While the Buffalo-born Aqueous has been around for over 10 years, they’ve only recently emerged nationally in the jam world. As is the case with many opening acts, the audience wasn’t overly familiar with their work. Their sound, however, was very familiar, recalling some of the great rock and jam bands of years past. There was a little Phish, a little Umphrey’s, even a little Zeppelin, all anchored by a groovy funk foundation. Unfamiliarity didn’t prove to be an issue, with the audience enjoying it more than enough to get down.
Both of their guitarists were great, but what really shined through was their chemistry. It was clear that the band has played together as long as they have, with great full-band interplay, and tight improvisation that never grew tiresome. Though they’ve been around for a long time, they feel like fresh blood in the veteran-dominated jam scene.
One of those veteran bands is Umphrey’s McGee. In their 20th year, the Chicago-based sextet mix progressive rock, funk, reggae and more to create hard-rocking, yet dance-friendly shows. At the Palace, these influences were on display in subtle ways for two strong sets.
Heavy hard rocker “Cut the Cable” was an excellent choice to start set one. Though the Similar Skin cut didn’t lead to any sort of extended jam, it featured great soloing by guitarist Jake Cinninger, building momentum that would last the whole set.
The set would only get better from there. The reggae-tinged “Higgins” found the band working their way through multiple explosive jams, the last of which culminated in a red-hot peak. This was all augmented by their stellar light show, which is as impressive as any in the music world.
After stellar group improvisation on “Looks” and “Push and Pull,” the group dove in to “The Crooked One.” Another groove-heavy and climactic jam, this one more electronic in nature, segued directly into “Upward,” which was arguably the highlight of the first set.

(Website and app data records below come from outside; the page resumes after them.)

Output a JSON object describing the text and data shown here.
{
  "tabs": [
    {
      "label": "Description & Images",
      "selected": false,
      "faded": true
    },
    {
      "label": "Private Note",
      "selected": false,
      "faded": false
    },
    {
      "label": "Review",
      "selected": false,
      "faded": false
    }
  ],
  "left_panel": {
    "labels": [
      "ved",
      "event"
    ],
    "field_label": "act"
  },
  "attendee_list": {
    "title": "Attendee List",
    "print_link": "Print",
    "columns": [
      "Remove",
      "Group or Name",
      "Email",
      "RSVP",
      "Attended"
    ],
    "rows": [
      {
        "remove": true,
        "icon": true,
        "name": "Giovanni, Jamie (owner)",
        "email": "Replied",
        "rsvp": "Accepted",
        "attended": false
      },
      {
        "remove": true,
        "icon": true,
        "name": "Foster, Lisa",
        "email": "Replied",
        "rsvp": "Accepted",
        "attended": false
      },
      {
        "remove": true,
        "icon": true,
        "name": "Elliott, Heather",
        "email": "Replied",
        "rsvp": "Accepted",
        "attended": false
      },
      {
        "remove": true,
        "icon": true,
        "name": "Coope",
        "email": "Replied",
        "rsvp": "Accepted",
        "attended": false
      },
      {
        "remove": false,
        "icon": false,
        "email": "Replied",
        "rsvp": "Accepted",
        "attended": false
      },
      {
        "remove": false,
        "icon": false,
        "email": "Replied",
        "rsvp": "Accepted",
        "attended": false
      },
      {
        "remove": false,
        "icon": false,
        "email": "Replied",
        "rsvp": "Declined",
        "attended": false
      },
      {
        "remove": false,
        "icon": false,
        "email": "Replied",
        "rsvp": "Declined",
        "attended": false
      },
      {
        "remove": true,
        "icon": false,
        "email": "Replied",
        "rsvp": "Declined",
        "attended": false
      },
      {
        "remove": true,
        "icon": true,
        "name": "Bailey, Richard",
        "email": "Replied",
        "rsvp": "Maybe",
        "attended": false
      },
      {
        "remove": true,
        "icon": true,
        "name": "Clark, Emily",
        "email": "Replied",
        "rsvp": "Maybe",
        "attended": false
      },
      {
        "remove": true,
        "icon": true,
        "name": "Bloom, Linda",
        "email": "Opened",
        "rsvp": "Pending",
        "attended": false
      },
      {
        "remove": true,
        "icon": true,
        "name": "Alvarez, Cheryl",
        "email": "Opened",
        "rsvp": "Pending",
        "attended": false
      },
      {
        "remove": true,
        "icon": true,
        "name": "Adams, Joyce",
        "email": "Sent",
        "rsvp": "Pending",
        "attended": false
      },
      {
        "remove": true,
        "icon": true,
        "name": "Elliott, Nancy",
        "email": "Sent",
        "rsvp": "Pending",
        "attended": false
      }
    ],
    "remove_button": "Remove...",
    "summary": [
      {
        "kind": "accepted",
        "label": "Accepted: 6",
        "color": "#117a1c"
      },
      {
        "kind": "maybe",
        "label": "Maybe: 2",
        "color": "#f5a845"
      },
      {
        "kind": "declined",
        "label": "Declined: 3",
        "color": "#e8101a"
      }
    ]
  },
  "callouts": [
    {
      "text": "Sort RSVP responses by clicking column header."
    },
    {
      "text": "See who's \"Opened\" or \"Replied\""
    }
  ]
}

The first set closed with a cover, an excellent take on The Police’s “Driven to Tears.” It was explosive and powerful, and the danceable rhythms ensured that the set would end on a high note.
The second set featured more of the same, with some slight modifications. Opener “Wappy Sprayberry” relied more on grooves than the explosiveness of some of the previous jams, though it culminated in another high-energy peak. “Maybe Someday” featured some of the heavier moments of the night before the band went into the more mellow combination of “Day Nurse” and “Night Nurse.” Both of these jams were anchored by bass and synth grooves and gave the band ample opportunity to showcase other facets of their sound.
After that jam, the band refocused a little bit with a funky “Ringo,” into “Soul Food II,” back into “Ringo” combination. The funky, dance-heavy spirit was kept alive by another set-closing cover, an interesting interpretation of David Bowie’s “Let’s Dance.”
For the encore, the band changed pace a bit, opting for a super rarity in “The Weight Around,” and a fan favorite, uplifting rock number “Glory.” Both played well to the crowd.
The two-set performance showed many sides of the band. Clearly, these guys are technical wizards who can play just about anything. Importantly, though, they seem like they have a lot of fun doing it. It was evident that the audience sure did.